"Everyone wanted a piece of the pie": the role of funds in the FTX debacle
Attracted by the deal of the 'century', the world's biggest funds invested hundreds of millions of dollars in FTX, helping to turn the US platform into a global giant. With familiar consequences...
This is one of the questions that has been asked repeatedly since FTX's brutal collapse: "How could they have screwed up so badly?"
The question is aimed not at FTX employees, regulators or even Sam Bankman-Fried (SBF) himself, but the funds that have invested fortunes in the crypto exchange platform.
In less than two years, Sequoia, Paradigm, Temasek, Tiger Global, SoftBank and a few other big names from traditional finance have put nearly $2 billion on the table helping to turn FTX into a giant. Just a few weeks ago, the valuation of the platform - with just 300 employees - was still $32 billion 😅.
Sums that have obviously gone up in smoke and raise questions about the practice of some, because funds never invest randomly.
Before putting any money into a company, they have to carry out what's known as due diligence, i.e. look at what's under the bonnet of the company: accounting, management, organisation, in short, they have to make sure that everything is in order in the company in which they're going to invest their clients' money.
"Some clearly haven't done their job. If they had, they would have immediately seen that FTX was a huge scam," stresses a French investor, who wished to remain anonymous.
The list of revelations about FTX is indeed quite mind-boggling.
Besides the fact that SBF was dipping into the company's coffers to bail out its investment fund, Alameda Research, the company's audit showed that employees were getting credit (several million dollars 💸 ) at the drop of a hat, that SBF's parents had invested more than $100 million in real estate in the Bahamas with FTX money...
How do you explain that the funds didn't see any of this? It's hard to know, but there are a few things that help us understand what might have happened.
When questioned by The Big Whale, none of the funds involved wished to comment. According to the "Wall Street Journal", Sequoia is said to have apologised to its investors for the FTX-related losses.
👉 The hype around FTX
First we need to put ourselves in context, and remember the sort of "madness" that surrounded FTX and SBF. Before he became the most hated man in crypto, Sam Bankman-Fried was the darling of politicians, regulators and of course investors.
He was also a star in the press.
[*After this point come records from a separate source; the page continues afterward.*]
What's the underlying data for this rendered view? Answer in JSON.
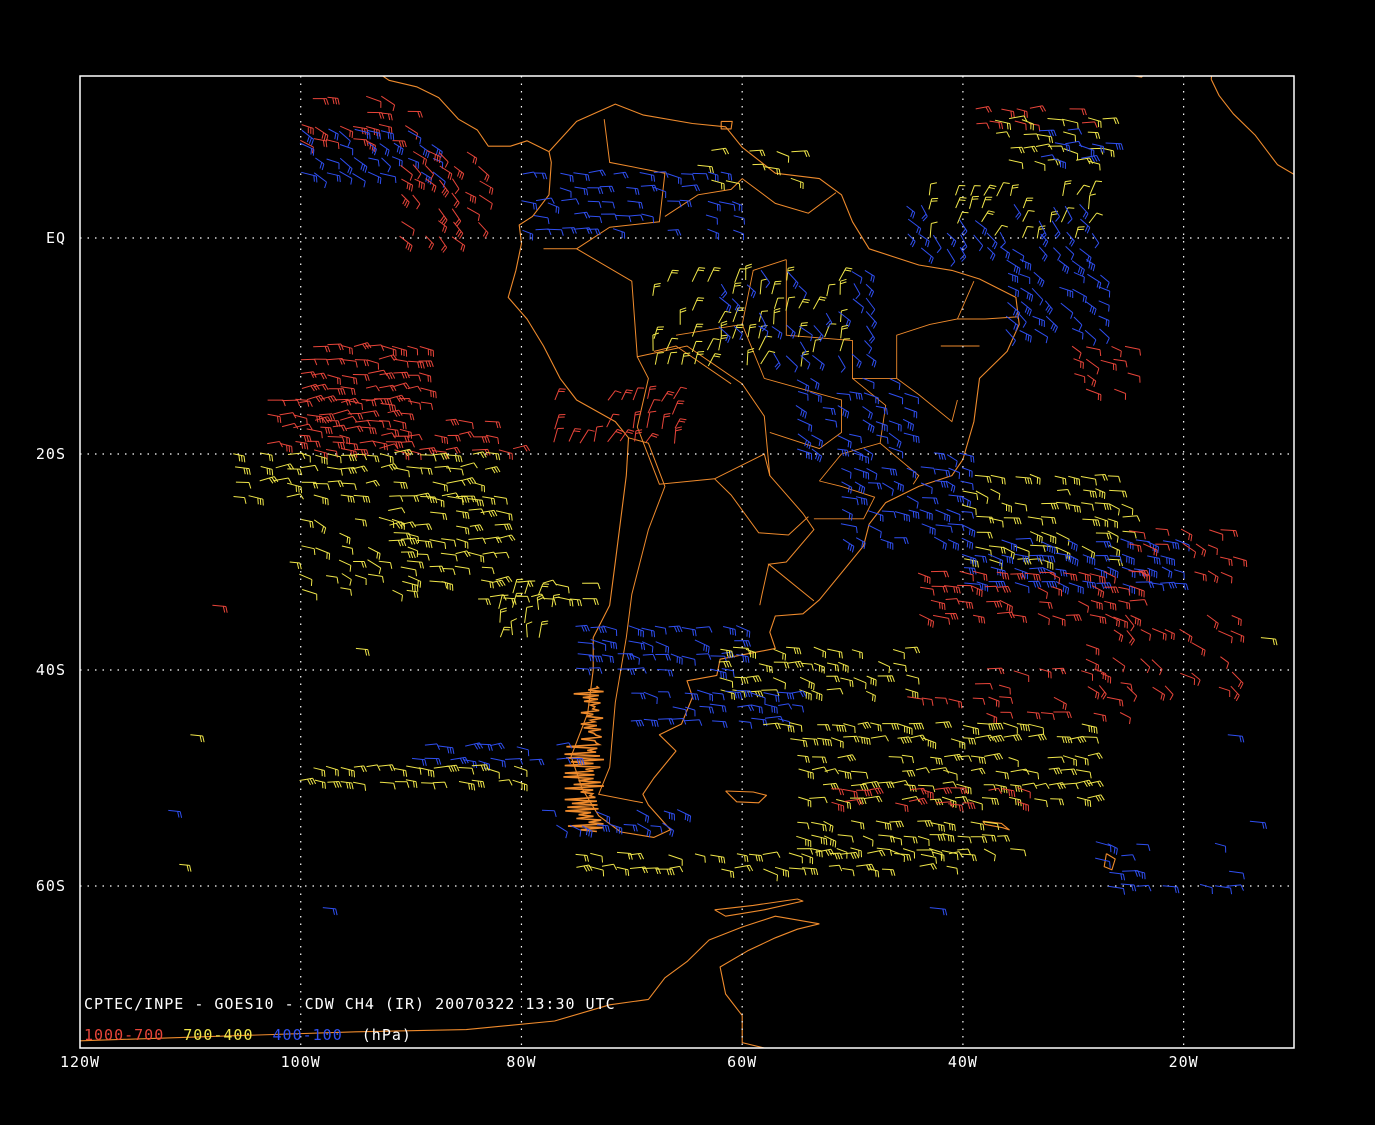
{
  "title": "CPTEC/INPE - GOES10 - CDW CH4 (IR) 20070322 13:30 UTC",
  "legend": [
    {
      "text": "1000-700",
      "color": "#e8453a"
    },
    {
      "text": "700-400",
      "color": "#f0e64a"
    },
    {
      "text": "400-100",
      "color": "#2f4ff0"
    },
    {
      "text": "(hPa)",
      "color": "#ffffff"
    }
  ],
  "colors": {
    "background": "#000000",
    "frame": "#ffffff",
    "grid": "#ffffff",
    "coastline": "#ee8a2c",
    "low": "#e8453a",
    "mid": "#f0e64a",
    "high": "#2f4ff0"
  },
  "map": {
    "lon_range": [
      -120,
      -10
    ],
    "lat_range": [
      -75,
      15
    ],
    "lon_ticks": [
      {
        "value": -120,
        "label": "120W"
      },
      {
        "value": -100,
        "label": "100W"
      },
      {
        "value": -80,
        "label": "80W"
      },
      {
        "value": -60,
        "label": "60W"
      },
      {
        "value": -40,
        "label": "40W"
      },
      {
        "value": -20,
        "label": "20W"
      }
    ],
    "lat_ticks": [
      {
        "value": 0,
        "label": "EQ"
      },
      {
        "value": -20,
        "label": "20S"
      },
      {
        "value": -40,
        "label": "40S"
      },
      {
        "value": -60,
        "label": "60S"
      }
    ]
  }
}
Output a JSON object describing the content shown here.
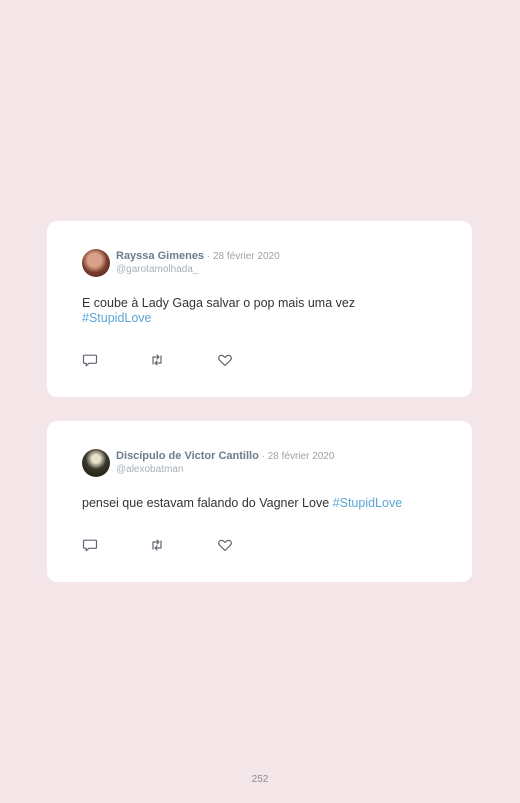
{
  "tweets": [
    {
      "author_name": "Rayssa Gimenes",
      "date": " · 28 février 2020",
      "handle": "@garotamolhada_",
      "text": "E coube à Lady Gaga salvar o pop mais uma vez",
      "hashtag": "#StupidLove",
      "avatar": "avatar-photo"
    },
    {
      "author_name": "Discípulo de Victor Cantillo",
      "date": " · 28 février 2020",
      "handle": "@alexobatman",
      "text": "pensei que estavam falando do Vagner Love ",
      "hashtag": "#StupidLove",
      "avatar": "avatar-photo"
    }
  ],
  "icons": {
    "reply": "reply-icon",
    "retweet": "retweet-icon",
    "like": "heart-icon"
  },
  "colors": {
    "background": "#f4e5e9",
    "card": "#ffffff",
    "hashtag": "#5aa7d6",
    "name": "#6f7d8a"
  },
  "page_number": "252"
}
We ourselves caught up with him in an interview at the end of October, and the man who was still at the time the youngest billionaire under the age of 30 ($25 billion) brushed aside all questions around his company's solvency with a wave of his hand.
SBF even explained that it was sitting on "a few billion dollars" that would allow it to make acquisitions in Europe... In fact, before falling like a house of cards, FTX was posting extraordinary performances.
According to CNBC, the company had generated $272 million before tax in 2021. An almost off-the-charts performance for a company that was only created in 2019 and has been attracting funds like flies.
"Everyone wanted a piece of the pie, without looking at how the pie had been made," explains Irina Heaver, a lawyer specialising in cryptocurrencies who is accompanying several "victims" of FTX's fall.
👉 How an investment fund works
It's also important to understand how a like Sequoia, whose aim is to make its clients' money profitable; that's why they get paid a lot (a lot) of money. It's also why they invest in a lot of projects.
The figures vary, but some players like Tiger Global can do 200 operations a year, or more than one every other day. "There is so much competition between funds that some invest in lots of companies without really looking at what they are doing," confirms the head of a French fund.
To the point of not carrying out the necessary checks?
To save time, not all investors obviously carry out the checks, but generally delegate this task to one of the investors. "It's the person who leads the round on a fundraise who takes care of it," explains the head of a UK fund.
Who was in this position for FTX? Everyone is kindly passing the quid, but the investigation should reveal more soon enough.
There is also the question of directors' seats. Yet according to the latest information, none of the funds had a seat on the board. "If this is true, it means that no one controlled what SBF was doing, which is nonsense," slips in one investor.
👉 Record cash
Lastly, there is the unprecedented economic context in which we find ourselves. After two years of massive injections of liquidity, notably to combat the Covid crisis, there has never been so much cash on the planet.
A large part of this money has ended up in the pockets of investment funds, which have invested it massively without necessarily taking a good look, as with FTX, at where this money was going...
"There's a kind of collective blindness about FTX", sums up one investor, adding: "If there hadn't been WeWork or Theranos, we might have understood, but this is unforgivable. A lot of people used FTX because they had the backing of the biggest funds on the planet."
According to the latest figures, there are more than a million victims (individuals and companies) caught up in the scandal...